Migration Monitoring at TTPBRS: April 8-14, 2008

Fox Sparrows (Seabrooke Leckie/TTPBRS)

[The photo above compares two subspecies of Fox Sparrow. The bottom two photos show P.i.iliaca, the eastern subspecies of the "Red" Fox Sparrow group while the top two show P.i.zaboria, the central subspecies of the "Red" group. P.i.zaboria breeds from Alaska to Manitoba while P.i.iliaca ranges from Manitoba to Newfoundland. The more westerly subspecies has reduced rufous streaking on the head and underparts, giving a much grayer appearance]

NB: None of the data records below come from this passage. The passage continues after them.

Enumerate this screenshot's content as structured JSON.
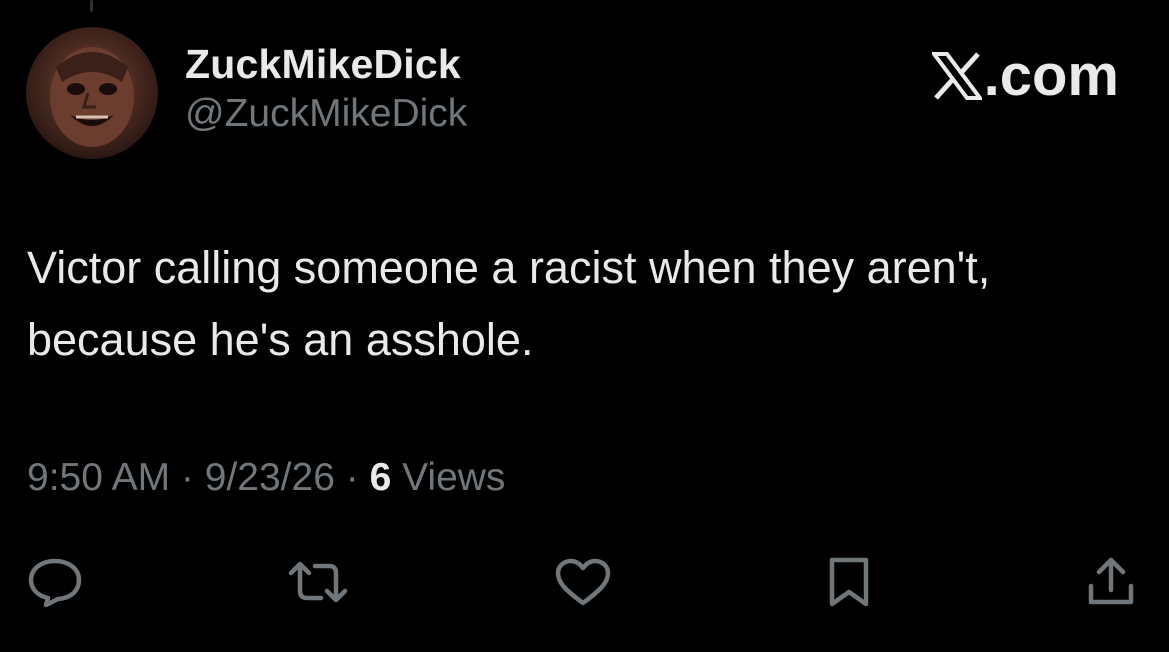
{
  "user": {
    "display_name": "ZuckMikeDick",
    "handle": "@ZuckMikeDick"
  },
  "brand": {
    "logo_icon": "x-logo-icon",
    "suffix": ".com"
  },
  "tweet": {
    "text": "Victor calling someone a racist when they aren't, because he's an asshole."
  },
  "meta": {
    "time": "9:50 AM",
    "separator": " · ",
    "date": "9/23/26",
    "views_count": "6",
    "views_label": "Views"
  },
  "actions": [
    {
      "name": "reply-icon"
    },
    {
      "name": "repost-icon"
    },
    {
      "name": "like-icon"
    },
    {
      "name": "bookmark-icon"
    },
    {
      "name": "share-icon"
    }
  ],
  "colors": {
    "background": "#000000",
    "primary_text": "#e7e9ea",
    "secondary_text": "#71767b"
  }
}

The second week of the spring 2008 season at TTPBRS began with promising south winds and warm temperatures. Despite the favourable conditions, migration was quite sparse with just a sprinkling of Yellow-bellied Sapsuckers, Eastern Phoebes, Brown Creepers, sparrows and kinglets. A large flock of 52 Bohemian Waxwings noisily announced their presence in the tall poplars near the tip of peninsula D on April 8. This was the first record of this northern species for TTPBRS, which was followed by the 2nd record on April 9 and the third on April 10! Migration remained light into the 9th when rain arrived in Toronto around mid-morning. Season firsts of Purple Finch and Eastern Towhee were noted. April 10 was seasonal with moderate north winds. A Mourning Cloak was sighted late morning, which was a highlight of a rather slow day for birding (just 5 birds banded in 6 hours). Steady rain and high winds moved in on the 11th, which succeeded in flooding two of our net lanes, a first since the spring of 2004. Thick fog settled over the area during the morning, which resulted in some excellent waterbird sightings. Red-throated Loon (2), Harlequin Duck and Ruddy Duck (5) were just a few of many waterbird species viewable from the north shore. Also observed during the day were season firsts of Great Egret, Blue-winged Teal, Merlin, Caspian Tern and Swamp Sparrow. On April 13 we welcomed a second group of students from York University who are heading to Costa Rica for a field course. Luckily a Winter Wren happened into a net, which enabled us to offer a live banding demonstration for the group. New for the season on this day were Myrtle Warbler, Northern Goshawk and Barn Swallow. April 14 was eerily quiet as just 9 birds were banded on the day. High diversity and abundance of waterbirds were recorded but very few passerines were evident.

Despite low overall numbers, the birding at TTPBRS has been fantastic with over 100 species having been observed in just two weeks! If you have not yet been down to Tommy Thompson Park, now would be a great time as birds should be arriving in high numbers with the increasing temperatures and south winds. The Tommy Thompson Park Bird Research Station is open to the public on weekend and holiday mornings when the park is open. A big thanks is due to Seabrooke Leckie for her wonderful photos used in the weekly updates. You can find more of her excellent photography and writing here. Thanks also to TTPBRS friend and all-around bird and bug guru Dave Beadle for confirming the above subspecies identification.

SOME HIGHLIGHTS FROM THE WEEK (banding records in bold)

Apr 8

1-Horned Grebe

13-White-winged Scoter


2-Yellow-bellied Sapsucker

5-Horned Lark

11-Hermit Thrush

7-Cedar Waxwing

52-Bohemian Waxwing (1st record for TTPBRS)

2-Fox Sparrow

6-White-throated Sparrow

Apr 9

4-Winter Wren

1-Eastern Towhee

40-Song Sparrow

1-Purple Finch

Apr 10

2-Great Black-backed Gull

1-Northern Saw-whet Owl

1-American Pipit

23-Bohemian Waxwing

Apr 12

12-Common Loon

2-Red-throated Loon

3-Horned Grebe

1-Great Egret

1-Harlequin Duck

5-Ruddy Duck

65-Red-breasted Merganser


1-Caspian Tern

1-Swamp Sparrow

3-Common Redpoll

Apr 13

1-Northern Goshawk

1-Northern Saw-whet Owl

6-Yellow-bellied Sapsucker

1-Barn Swallow

1-Myrtle Warbler

6-Rusty Blackbird

Apr 14

1-Pied-billed Grebe

Season Banding Total: April 1-14





Season Species Total: April 1-14